  2. Sample fraction can be small, large or complete - tree prior is still valid.
  3. Sample number and times are assumed to be produced according to the model: deviation from this assumption results in biased inferences.
  4. Population is "well mixed", samples are drawn randomly.


Coalescent phylodynamics

The Wright-Fisher Model

Wright-Fisher Model Assumptions

  • Discrete generations.
  • Individuals identical. (No structure.)
  • Fixed offspring distribution (mean of 1)
  • Constant + finite population size.
  • An interpretation: population at equilibrium (carrying capacity).

Sampled WF phylogeny

Sampled WF phylogeny

  • Generations between internal nodes related to population size.
  • Can we quantify this relationship?

Sampled 2-individual phylogeny

Probability of coalescence in generation $i-m$: $P(m)=(1-p_{\textrm{coal}})^{m-1}p_{\textrm{coal}}$

Continuous time limit (large $N$, small $g$): $P(t)=e^{-\frac{1}{Ng}t}\frac{1}{Ng}$

The exponential distribution

Sampled k-individual phylogeny

Question: How can this be generalized to $k$ samples?

Answer: $p_{\text{coal}}=\frac{k(k-1)}{2}\frac{1}{N}=\binom{k}{2}\frac{1}{N}$

Kingman's coalescent

  • Backward-time Markov process which produces sampled time trees.
  • Equivalent to sampled trees produced by WF model when $N\gg k$ and $g\ll 1$.
  • Times between coalescence events drawn from exponential distributions with rate $\binom{k}{2}\frac{1}{Ng}$.
  • Interesting: expected time to MRCA is always $\leq \frac{2}{Ng}$, regardless of how many samples there are.

Effective population size

  • If a real population were described precisely by a Wright-Fisher model with generation time $g$, the $N$ parameter in the coalescent would correspond to the real population size.
  • However, real populations are more complicated:
    • Random mating assumption is often violated,
    • Offspring distribution may differ from that assumed by WF,
    • Generations may be overlapping,
    • ...
  • We therefore define the effective population size $N_e$ to be the size of a statistically equivalent WF population. (We often also absorb other parameters such as $g$, the clock rate and ploidy into this number.)

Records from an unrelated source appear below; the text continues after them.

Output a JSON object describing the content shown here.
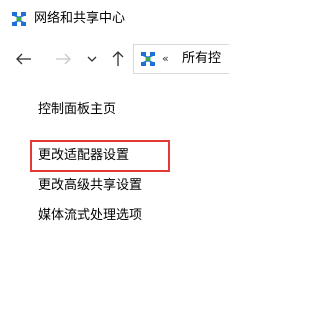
{
  "window": {
    "title": "网络和共享中心",
    "icon": "network-sharing-center-icon"
  },
  "navigation": {
    "back_icon": "arrow-left-icon",
    "forward_icon": "arrow-right-icon",
    "recent_icon": "chevron-down-icon",
    "up_icon": "arrow-up-icon"
  },
  "address_bar": {
    "separator": "«",
    "path_text": "所有控"
  },
  "sidebar": {
    "items": [
      {
        "label": "控制面板主页"
      },
      {
        "label": "更改适配器设置"
      },
      {
        "label": "更改高级共享设置"
      },
      {
        "label": "媒体流式处理选项"
      }
    ]
  },
  "colors": {
    "highlight_border": "#e53935",
    "network_icon_blue": "#1e6fd9",
    "network_icon_green": "#3fae3f"
  }
}
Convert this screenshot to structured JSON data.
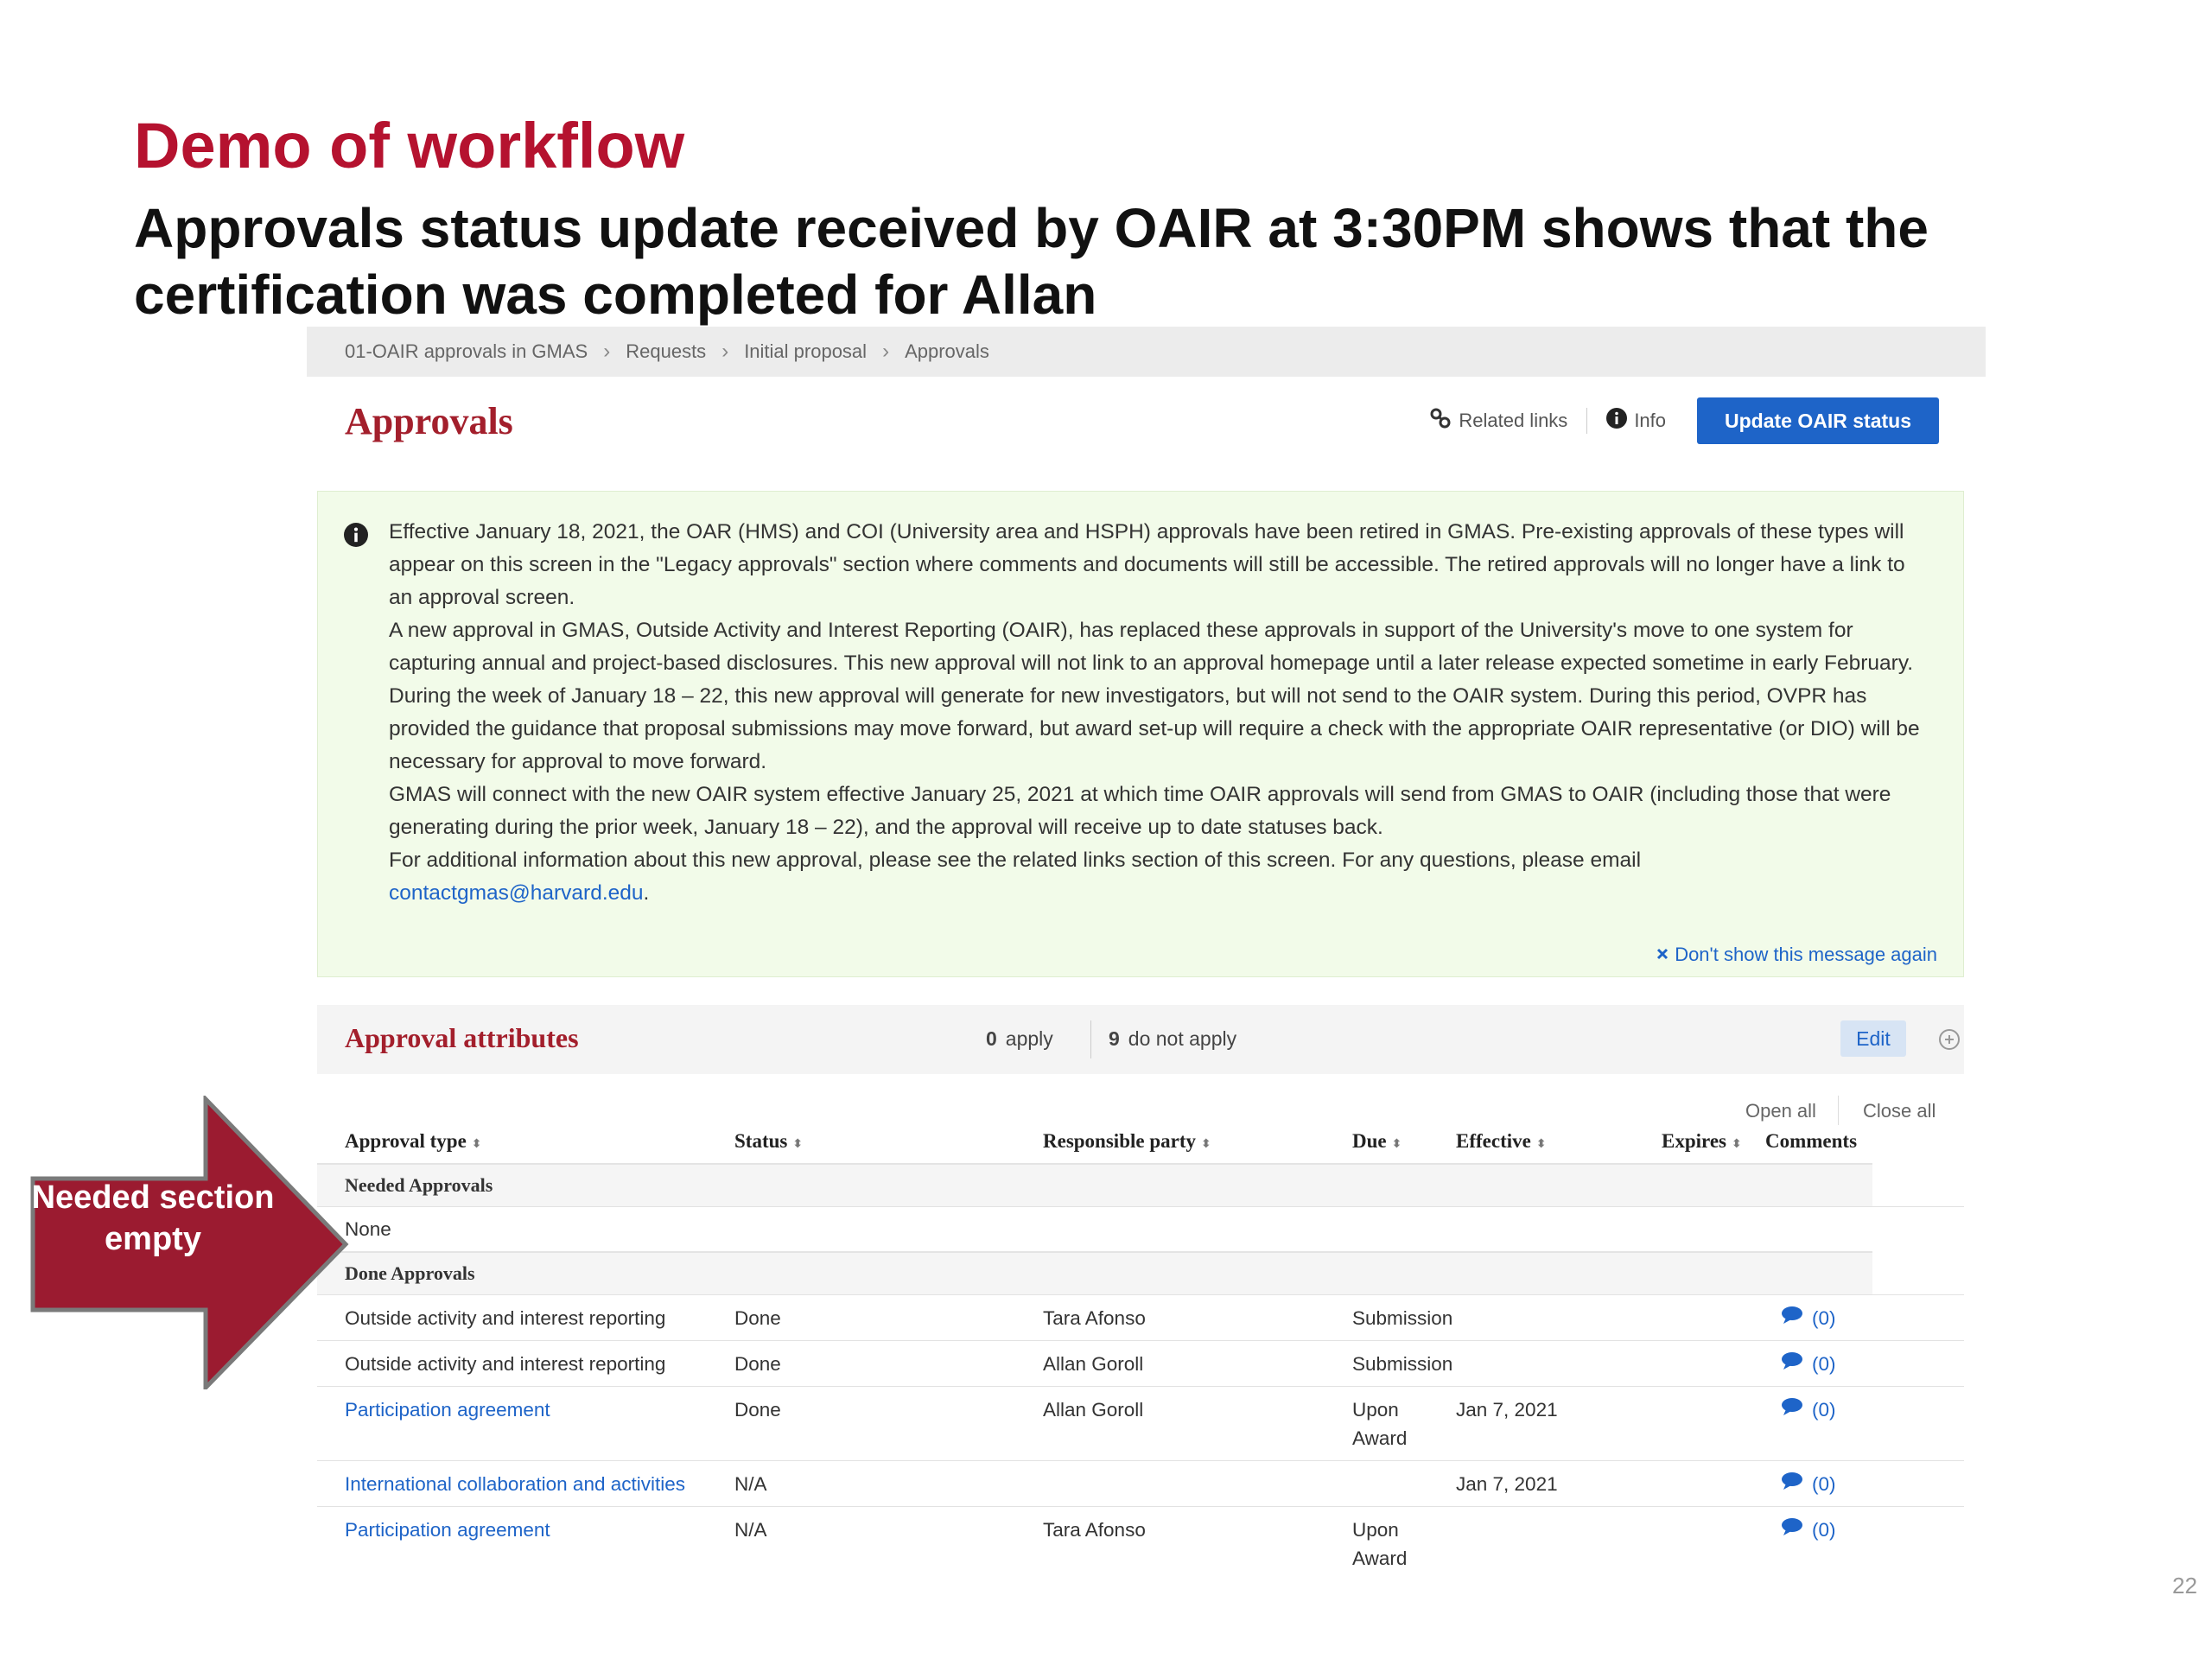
{
  "slide": {
    "title": "Demo of workflow",
    "subtitle": "Approvals status update received by OAIR at 3:30PM shows that the certification was completed for Allan",
    "page_number": "22",
    "callout_text": "Needed section empty"
  },
  "breadcrumb": [
    "01-OAIR approvals in GMAS",
    "Requests",
    "Initial proposal",
    "Approvals"
  ],
  "header": {
    "title": "Approvals",
    "related_links": "Related links",
    "info": "Info",
    "update_button": "Update OAIR status"
  },
  "notice": {
    "lines": [
      "Effective January 18, 2021, the OAR (HMS) and COI (University area and HSPH) approvals have been retired in GMAS. Pre-existing approvals of these types will appear on this screen in the \"Legacy approvals\" section where comments and documents will still be accessible. The retired approvals will no longer have a link to an approval screen.",
      "A new approval in GMAS, Outside Activity and Interest Reporting (OAIR), has replaced these approvals in support of the University's move to one system for capturing annual and project-based disclosures. This new approval will not link to an approval homepage until a later release expected sometime in early February.",
      "During the week of January 18 – 22, this new approval will generate for new investigators, but will not send to the OAIR system. During this period, OVPR has provided the guidance that proposal submissions may move forward, but award set-up will require a check with the appropriate OAIR representative (or DIO) will be necessary for approval to move forward.",
      "GMAS will connect with the new OAIR system effective January 25, 2021 at which time OAIR approvals will send from GMAS to OAIR (including those that were generating during the prior week, January 18 – 22), and the approval will receive up to date statuses back.",
      "For additional information about this new approval, please see the related links section of this screen. For any questions, please email"
    ],
    "email": "contactgmas@harvard.edu",
    "email_suffix": ".",
    "dismiss": "Don't show this message again"
  },
  "attributes": {
    "title": "Approval attributes",
    "apply_count": "0",
    "apply_label": "apply",
    "not_apply_count": "9",
    "not_apply_label": "do not apply",
    "edit": "Edit"
  },
  "table": {
    "open_all": "Open all",
    "close_all": "Close all",
    "columns": {
      "type": "Approval type",
      "status": "Status",
      "party": "Responsible party",
      "due": "Due",
      "effective": "Effective",
      "expires": "Expires",
      "comments": "Comments"
    },
    "needed_group": "Needed Approvals",
    "needed_empty": "None",
    "done_group": "Done Approvals",
    "rows": [
      {
        "type": "Outside activity and interest reporting",
        "status": "Done",
        "party": "Tara Afonso",
        "due": "Submission",
        "effective": "",
        "comments": "(0)"
      },
      {
        "type": "Outside activity and interest reporting",
        "status": "Done",
        "party": "Allan Goroll",
        "due": "Submission",
        "effective": "",
        "comments": "(0)"
      },
      {
        "type": "Participation agreement",
        "status": "Done",
        "party": "Allan Goroll",
        "due": "Upon Award",
        "effective": "Jan 7, 2021",
        "comments": "(0)"
      },
      {
        "type": "International collaboration and activities",
        "status": "N/A",
        "party": "",
        "due": "",
        "effective": "Jan 7, 2021",
        "comments": "(0)"
      },
      {
        "type": "Participation agreement",
        "status": "N/A",
        "party": "Tara Afonso",
        "due": "Upon Award",
        "effective": "",
        "comments": "(0)"
      }
    ]
  },
  "colors": {
    "title_red": "#b5122f",
    "brand_red": "#a31f2c",
    "link_blue": "#1e64c8",
    "notice_bg": "#f2fbe9",
    "callout_red": "#9b1b30"
  }
}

Probability of a coalescent tree

\begin{equation} P(T|N_e)=\prod_{i=1}^{n-1}\left(\exp\left[-\Delta t_i\binom{k_i}{2}\frac{1}{N_e}\right]\frac{1}{N_e}\right) \end{equation}

Coalescent-based inference

  • We can therefore infer demographic parameters like $N_e$ given a known phylogeny!

Extension: population size changes

Kühnert et al., 2011

Non-parametric: Skyline plot

Bayesian skyline

  • Piecewise-constant population model: population size can only change at a fixed number of break points. Each time interval can contain several coalescent intervals.
  • Uses MCMC to integrate over all possible break point positions in addition to $N_e$ within each time interval.
  • Graphs of marginal probability of population size vs time appear smoothed due to averaging over possible histories.

Example: $N_e$ for HCV in Egypt

General assumptions of the coalescent

  1. Samples are members of a population that is at demographic equilibrium.
  2. Number of samples is small compared to the total population size.
    • Necessary for WF-based derivation, not all derivations.
  3. Population is "well mixed", samples are drawn randomly.

Birth-death vs coalescent HCV phylodynamics

Birth-death model can infer effective reproductive number dynamics:

Coalescent model can infer effective population size dynamics:


  • Both birth-death and coalescent models probabilistically relate a population's demography to its phylogenetic history.
  • Both allow for model-based inference of demographic and epidemiological parameters but may differ in their parameterization.
  • Which model to use depends on what assumptions you are willing to make and what you want to infer.